Joan of Arc monument in Philadelphia
Joan of Arc Monument at New Orleans

Joan of Arc Monument at New Orleans

A year ago, my wife and I traveled to New Orleans and we had the opportunity to see the Joan of Arc monument on Decatur Street. There are some interesting features of the monument including two cannons.

France erected the statue in 1972 as a gift to New Orleans, whose namesake, Orléans, was one of the towns Joan of Arc (1412-1431) defended from the English during the Hundred Years War (1337-1453). In the city’s defense, she was overwhelmingly successful, but her exploits did not stop there. In just over a year, this teenager led troops in 13 different battles and sieges, and captured more than 30 cities. For more information, check out Joan of Arc’s Military Successes and Failures.

The statue displays Joan in a determined, victorious pose, carrying her custom-made banner, which depicted God holding the world with two angles. In addition, there were the words “Jesus Maria.”

Joan of Arc Monument at New Orleans

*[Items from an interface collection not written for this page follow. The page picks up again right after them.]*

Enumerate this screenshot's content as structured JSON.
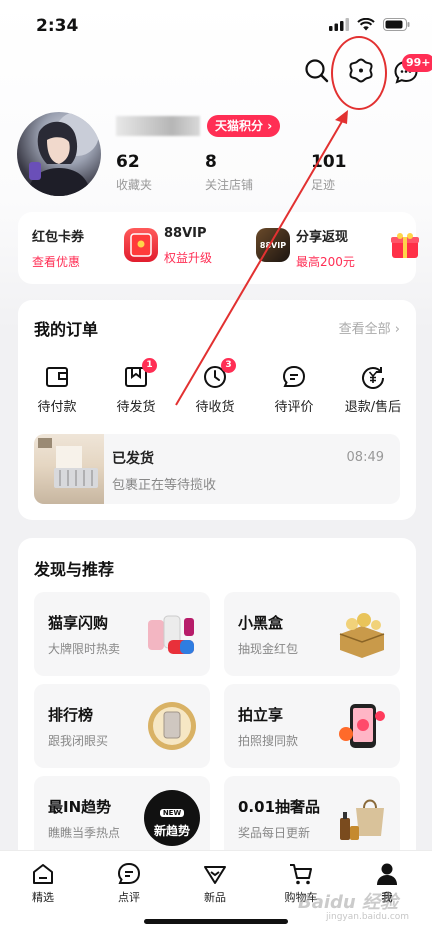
{
  "status_bar": {
    "time": "2:34"
  },
  "header": {
    "message_badge": "99+"
  },
  "profile": {
    "tmall_points_label": "天猫积分",
    "stats": [
      {
        "value": "62",
        "label": "收藏夹"
      },
      {
        "value": "8",
        "label": "关注店铺"
      },
      {
        "value": "101",
        "label": "足迹"
      }
    ]
  },
  "perks": [
    {
      "title": "红包卡券",
      "subtitle": "查看优惠"
    },
    {
      "title": "88VIP",
      "subtitle": "权益升级",
      "image_text": "88VIP"
    },
    {
      "title": "分享返现",
      "subtitle": "最高200元"
    }
  ],
  "orders": {
    "title": "我的订单",
    "see_all": "查看全部 ›",
    "items": [
      {
        "label": "待付款",
        "icon": "wallet-icon",
        "badge": ""
      },
      {
        "label": "待发货",
        "icon": "package-icon",
        "badge": "1"
      },
      {
        "label": "待收货",
        "icon": "clock-icon",
        "badge": "3"
      },
      {
        "label": "待评价",
        "icon": "comment-icon",
        "badge": ""
      },
      {
        "label": "退款/售后",
        "icon": "refund-icon",
        "badge": ""
      }
    ],
    "shipment": {
      "status": "已发货",
      "detail": "包裹正在等待揽收",
      "time": "08:49"
    }
  },
  "discover": {
    "title": "发现与推荐",
    "items": [
      {
        "title": "猫享闪购",
        "subtitle": "大牌限时热卖",
        "icon": "gadgets-icon"
      },
      {
        "title": "小黑盒",
        "subtitle": "抽现金红包",
        "icon": "treasure-box-icon"
      },
      {
        "title": "排行榜",
        "subtitle": "跟我闭眼买",
        "icon": "ranking-medal-icon"
      },
      {
        "title": "拍立享",
        "subtitle": "拍照搜同款",
        "icon": "camera-phone-icon"
      },
      {
        "title": "最IN趋势",
        "subtitle": "瞧瞧当季热点",
        "icon": "new-trend-icon",
        "image_text": "新趋势",
        "image_tag": "NEW"
      },
      {
        "title": "0.01抽奢品",
        "subtitle": "奖品每日更新",
        "icon": "luxury-goods-icon"
      }
    ]
  },
  "bottom_nav": [
    {
      "label": "精选",
      "icon": "home-icon"
    },
    {
      "label": "点评",
      "icon": "review-icon"
    },
    {
      "label": "新品",
      "icon": "new-arrivals-icon"
    },
    {
      "label": "购物车",
      "icon": "cart-icon"
    },
    {
      "label": "我",
      "icon": "profile-icon"
    }
  ],
  "watermark": {
    "main": "Baidu 经验",
    "sub": "jingyan.baidu.com"
  },
  "colors": {
    "accent": "#ff2e54",
    "annotation": "#e23131"
  }
}
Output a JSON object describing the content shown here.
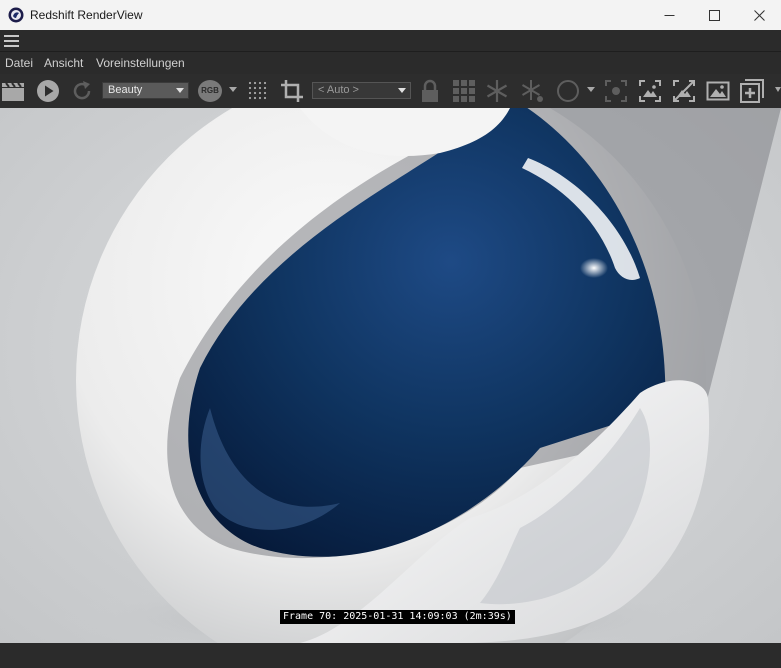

In front of her are two cannons. The common images of Joan are either a peasant praying or an armored woman on horseback sometimes surrounded by medieval knights. Movies add credence to this notion. Viewers see swords, axes, crossbows, and trebuchets. Yet, Joan’s primary weapon was the cannon. The New Orleans monument gets it right.

Below, you can see the cannons along with my lovely wife, Dawn.

Joan of Arc Monument

Here is another angle, showing the view of the cannons pointing down Decatur Street.

Joan of Arc Monument Cannons

The plaques list some major cities relevant to Joan’s life and campaigns. Lorraine was the region where Joan was born and raised. Orléans was the first conflict that Joan participated.

Lorraine and Orléans plaques

In one of Joan’s campaigns, she led the French army into English-controlled territory and captured Reims. This city was important, as the French people believed that the king of France could only rightfully receive his crown there. After capturing the city, the French officially crowned Charles VII (r. 1422-1461), whose coronation was seven years due. After the capture of Joan, the English imprisoned and eventually executed her in Rouen (1431).

Reims and Rouen plaques

The base of the statue had some wear, but the message was still legible.

Joan of Arc Monument base

The important part of the monument looked good though.

Joan of Arc Monument